Not everything is working however. I look at the soundtrack to a movie like Young Offenders or a TV series like Derry Girls and think: there should be more Irish music in there. And loads of it. We have said it before in Hot Press: Section 481 support for films should carry a requirement that Irish music be featured in the soundtrack. They do it in the UK. Why not here?
It is also hard to understand why such a vast preponderance of the biggest success stories of the past few years have involved men. That this is a legacy of the patriarchy is obvious, but is that the whole story? How much has to do with education, and the conventional expectations that girls studying for their Leaving Cert seem to internalise more fully than boys? Perhaps that – and the academic demands that go with it – is to their detriment artistically, and in terms of the confidence and independence needed to express themselves creatively.
Either way, there is a real need for festival organisers to tip the balance in the other direction, by making a point of allotting space on festival bills to more female performers. Potent new female voices have emerged in Radie Peat of Lankum, Lisa O’Neill, Wyvern Lingo, Stephanie Rainey, Roe and Susan O’Neill, among many others. But more needs to be done to ensure that young women performers are supported in the right way at the right time, so that they can claim their proper place on the bigger global stages. Music was never meant to promote discrimination, but so far in Ireland – unconsciously or otherwise – it has.

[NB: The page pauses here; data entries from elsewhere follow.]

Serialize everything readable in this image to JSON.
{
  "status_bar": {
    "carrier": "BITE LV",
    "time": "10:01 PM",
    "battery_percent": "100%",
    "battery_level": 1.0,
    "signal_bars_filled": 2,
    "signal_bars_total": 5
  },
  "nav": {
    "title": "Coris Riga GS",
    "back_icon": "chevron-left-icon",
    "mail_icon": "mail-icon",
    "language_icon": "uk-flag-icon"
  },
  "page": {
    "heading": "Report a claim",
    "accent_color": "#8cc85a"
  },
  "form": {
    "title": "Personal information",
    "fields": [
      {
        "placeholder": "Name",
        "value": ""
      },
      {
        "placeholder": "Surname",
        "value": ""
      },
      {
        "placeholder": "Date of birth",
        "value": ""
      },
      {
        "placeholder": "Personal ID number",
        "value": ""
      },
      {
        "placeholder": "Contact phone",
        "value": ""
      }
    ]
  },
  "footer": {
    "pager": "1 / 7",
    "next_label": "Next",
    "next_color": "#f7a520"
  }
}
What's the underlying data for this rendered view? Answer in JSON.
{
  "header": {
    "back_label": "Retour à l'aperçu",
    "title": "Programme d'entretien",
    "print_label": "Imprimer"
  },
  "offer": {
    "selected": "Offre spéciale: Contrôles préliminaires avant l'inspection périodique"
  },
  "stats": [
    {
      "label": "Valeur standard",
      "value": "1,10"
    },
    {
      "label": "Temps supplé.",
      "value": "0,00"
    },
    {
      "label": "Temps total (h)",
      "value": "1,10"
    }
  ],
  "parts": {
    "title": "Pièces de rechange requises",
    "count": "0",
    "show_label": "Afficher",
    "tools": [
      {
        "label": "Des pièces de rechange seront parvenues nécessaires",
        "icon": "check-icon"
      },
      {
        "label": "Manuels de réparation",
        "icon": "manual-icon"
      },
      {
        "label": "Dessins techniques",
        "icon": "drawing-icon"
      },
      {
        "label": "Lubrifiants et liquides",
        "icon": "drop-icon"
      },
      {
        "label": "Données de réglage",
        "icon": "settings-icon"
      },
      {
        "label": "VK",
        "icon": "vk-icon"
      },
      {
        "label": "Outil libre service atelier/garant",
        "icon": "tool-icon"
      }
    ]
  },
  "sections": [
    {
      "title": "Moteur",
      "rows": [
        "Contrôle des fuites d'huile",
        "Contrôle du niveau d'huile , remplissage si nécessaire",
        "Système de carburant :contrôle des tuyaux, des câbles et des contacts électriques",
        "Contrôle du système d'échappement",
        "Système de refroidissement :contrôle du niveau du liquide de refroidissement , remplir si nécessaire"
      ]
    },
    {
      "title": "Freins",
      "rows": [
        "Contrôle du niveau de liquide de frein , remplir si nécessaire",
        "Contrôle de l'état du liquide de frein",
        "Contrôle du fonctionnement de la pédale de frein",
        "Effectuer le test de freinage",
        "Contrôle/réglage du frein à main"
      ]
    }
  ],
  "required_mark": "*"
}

Too many Irish artists still emigrate, or feel they have to: the likes of Maverick Sabre, Gavin James, Soak, John Gibbons, All Tvvins and Whenyoung spring to mind. Don’t get me wrong. Travel broadens the mind. Sometimes, artists need a fresh stimulus. But as far as possible, we should be aiming to create the circumstances where these musicians can return to their home patch to base themselves, live and work.
Finally, there is the problem of not enough Irish music on Irish radio. Hot Press has been campaigning on this issue for well over 30 years. We were directly instrumental in the shift to a quota of Irish music being introduced for all Irish radio stations, during the 1990s, when I was Chair of the IRTC (now the BAI). After that tenure ended, the quota initiative foundered and so there is currently no guiding principle for the radio industry as a whole.
There are great radio DJs who do fly the flag. And the PlayIrishMusic radio initiative will help to give new focus to the whole issue. Curiously, it may not be of such crucial importance now, with the advent of playlists on Spotify as a key influence on what happens in the charts. But that is a minefield too, with some Irish artist managers insisting that the influence of UK Spotify playlists on the Irish charts has denied key local artists the No.1 spot. That also needs to be examined.
Overall, then, the report card for the Irish Music Industry is a hugely positive one. People are trying very hard. Loads of them have the talent. Colleges like Ballyfermot, BIMM and Bray Institute of Further Education are helping to give added impetus to emerging scenes. But there is still nothing like the recognition and awareness at Government level, and at policy-making level, that could – indeed that would – make all the difference.
In the Hot Press Yearbook 2019, we proposed turning Ireland into the Nashville of Europe; maybe even the songwriting capital of the world. That is not an unattainable vision. Let’s take a deep breath – and then do it. Together.
• Part Two of the Hot Press Music Industry Special appears in the next issue of Hot Press. Stay tuned.